CW: Eating disorders.
The Diet Industry
The pressure to look a certain way is influenced by many social media platforms. With its images of unattainable bodies and faces, Instagram is a catalyst for influencing women to hate their bodies. The diet industry is worth £2 billion a year in the UK¹ and depends solely on people hating their bodies. It is therefore an industry that works against the consumer. This industry promotes a diet culture that is incredibly damaging and can often lead to an eating disorder.
Influencers, celebrities, and models on Instagram are paid to promote diet products that often encourage disordered eating. They use their unrealistically slim figures to promote products they likely do not use themselves. Slimming shakes, skinny teas, appetite-suppressing lollipop, and weight loss pills have all been promoted by numerous celebrities. This includes the Kardashians and celebrities from reality tv shows such as The Only Way Is Essex. This is incredibly damaging to people who see this content and are easily influenced by social media and celebrity culture, such as teenagers.
Unrealistic bodies and Transparency
People such as Jameela Jamil have actively scrutinized celebrities and influencers who promote these diet products. Jameela openly criticizes influencers who manipulate their bodies through photoshop or cosmetic surgery without transparency. This is what is key. Like most, Jameela believes people are entitled to do what they want with their bodies. However, when they are influencing hundreds of thousands to millions of followers, the idyllic image they present can be incredibly damaging to people’s self-image. Therefore, it is honesty and transparency which is needed in order to break the façade that these unattainable bodies are natural and normal.
Skinniness does not equal happiness
There is another misconception amongst people with body-image issues and eating disorders. That achieving the body type you want will enable you to achieve happiness. This is false. There are many people online who have recovered from eating disorders and they insist that they were never happy with their body, even when they reached an incredibly slim figure. This can also be because there is body dysmorphia at play.
The definition of Body Dysmorphia according to the National Health Service (UK) webpage is ‘a mental health condition where a person spends a lot of time worrying about flaws in their appearance. These flaws are often unnoticeable to others.’² This means that the individual trying to attain the ‘perfect’ body type in their eyes will not achieve this because of their mental health condition.

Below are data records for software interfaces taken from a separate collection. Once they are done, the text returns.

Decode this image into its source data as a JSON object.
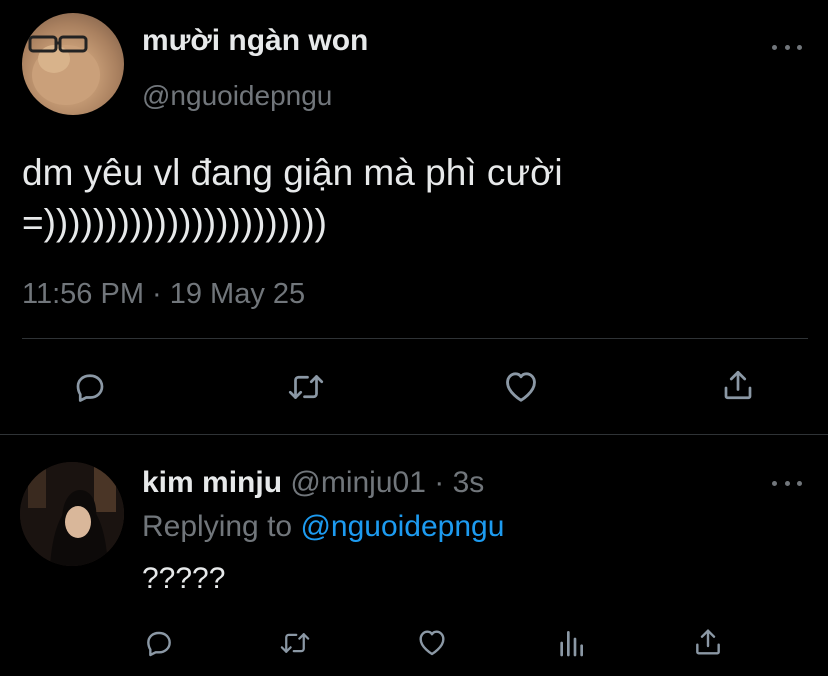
{
  "main_tweet": {
    "display_name": "mười ngàn won",
    "handle": "@nguoidepngu",
    "text": "dm yêu vl đang giận mà phì cười\n=)))))))))))))))))))))))",
    "timestamp": "11:56 PM · 19 May 25",
    "actions": [
      "reply-icon",
      "retweet-icon",
      "like-icon",
      "share-icon"
    ]
  },
  "reply_tweet": {
    "display_name": "kim minju",
    "handle": "@minju01",
    "separator": "·",
    "time": "3s",
    "replying_prefix": "Replying to ",
    "replying_mention": "@nguoidepngu",
    "text": "?????",
    "actions": [
      "reply-icon",
      "retweet-icon",
      "like-icon",
      "views-icon",
      "share-icon"
    ]
  },
  "colors": {
    "background": "#000000",
    "primary_text": "#e7e9ea",
    "secondary_text": "#71767b",
    "link": "#1d9bf0",
    "divider": "#2f3336"
  }
}
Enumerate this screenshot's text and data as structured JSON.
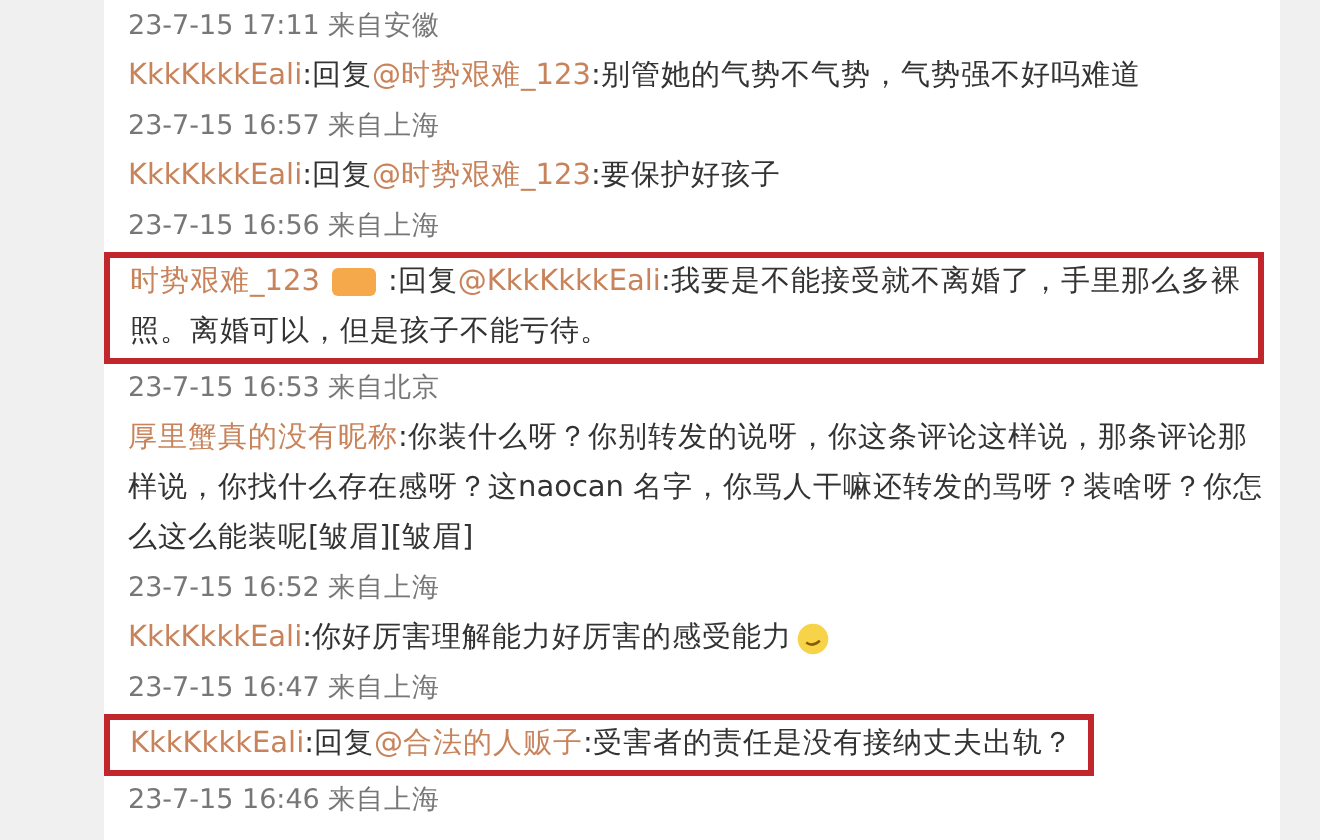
{
  "entries": [
    {
      "kind": "time",
      "text": "23-7-15 17:11 来自安徽"
    },
    {
      "kind": "comment",
      "highlighted": false,
      "user": "KkkKkkkEali",
      "prefix": ":回复",
      "mention": "@时势艰难_123",
      "body": ":别管她的气势不气势，气势强不好吗难道"
    },
    {
      "kind": "time",
      "text": "23-7-15 16:57 来自上海"
    },
    {
      "kind": "comment",
      "highlighted": false,
      "user": "KkkKkkkEali",
      "prefix": ":回复",
      "mention": "@时势艰难_123",
      "body": ":要保护好孩子"
    },
    {
      "kind": "time",
      "text": "23-7-15 16:56 来自上海"
    },
    {
      "kind": "comment",
      "highlighted": true,
      "user": "时势艰难_123",
      "badge": true,
      "prefix": ":回复",
      "mention": "@KkkKkkkEali",
      "body": ":我要是不能接受就不离婚了，手里那么多裸照。离婚可以，但是孩子不能亏待。"
    },
    {
      "kind": "time",
      "text": "23-7-15 16:53 来自北京"
    },
    {
      "kind": "comment",
      "highlighted": false,
      "user": "厚里蟹真的没有昵称",
      "body": ":你装什么呀？你别转发的说呀，你这条评论这样说，那条评论那样说，你找什么存在感呀？这naocan 名字，你骂人干嘛还转发的骂呀？装啥呀？你怎么这么能装呢[皱眉][皱眉]"
    },
    {
      "kind": "time",
      "text": "23-7-15 16:52 来自上海"
    },
    {
      "kind": "comment",
      "highlighted": false,
      "user": "KkkKkkkEali",
      "body": ":你好厉害理解能力好厉害的感受能力",
      "emoji": true
    },
    {
      "kind": "time",
      "text": "23-7-15 16:47 来自上海"
    },
    {
      "kind": "comment",
      "highlighted": true,
      "user": "KkkKkkkEali",
      "prefix": ":回复",
      "mention": "@合法的人贩子",
      "body": ":受害者的责任是没有接纳丈夫出轨？"
    },
    {
      "kind": "time",
      "text": "23-7-15 16:46 来自上海"
    }
  ]
}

Therefore, it is important to recognize ‘skinniness’ as an unattainable, unrealistic, and damaging goal that will not lead to happiness.
Negative feelings towards our bodies can also be overcome by ‘body neutrality’, a term coined by Jameela Jamil. This is the attitude of not caring about what your body looks like as long as you are healthy both physically and mentally. Whilst ‘body positivity’ has been promoted by many celebrities, it implies that the individual still has a mental and emotional connection to their body. This could ultimately relegate back to feelings of hatred in the future. Whereas, body neutrality advocates for a complete emotional disconnect from the body. Instead, our body becomes a mechanism in which we are able to live; something we should appreciate and look after.
Calling Out Diet Culture
“For the vast majority of my illness, I really wasn’t aware that I was unwell, in part, because so many of my behaviors, thoughts, beliefs, patterns were normalized by diet culture.” – What Mia Did Next³
Youtubers Mia Findlay (What Mia Did Next) and Abbey Sharp are great channels for those recovering from an eating disorder. Both explore their own struggles with eating disorders and call out diet culture. As a registered nutritionist, Abbey Sharp takes a health-based approach and encourages healthy and balanced eating. She often reviews the diets of influencers on YouTube who post ‘what I eat in a day’ videos. This informs viewers which diets are healthy and which are disorderly. Abbey does this to communicate to her audience that it is not normal to under eat, cut out food groups, and restrict in any way.
Ultimately, influencers such as Mia, Abbey, and Jameela are paving the way for the dethroning of diet culture in social media. Diet culture is detrimental to society because it leads to eating disorders and mental health conditions such as Anorexia Nervosa, which has the ‘highest mortality rate of any mental disorder’⁴. This may shock readers. Nonetheless, it is important to know that there are people trying to dismantle this deadly culture online surrounding diet, body image, and restriction.
If you think you may be suffering from any of the conditions mentioned in this article, please talk to a healthcare professional.
Some Eating Disorder Helplines in the UK
3. What Mia Did Next, ‘3 signs you might have an eating disorder’, YouTube, https://www.youtube.com/watch?v=ocort3ju04g&t=66s
This Post Has One Comment
I was duly impressed with the courage of such influences trying to stem the tide. However, until we educate young women (and men) and embolden them to question vigorously the insidious marketing techniques that feed and nurture false perceptions of attractiveness, marketeers will continue to exponentially grow their market for weightloss products with such perverse, abnormal role-modeling. The need is to underscore a ‘strengths perspective’ for young people rather than play to the fear of inadequacy that plagues them simply by virtue of being adolescent and having a peer-acceptance identity base. No one said it was easy….. oh, yeah, except those who are trying to sell a quick fix.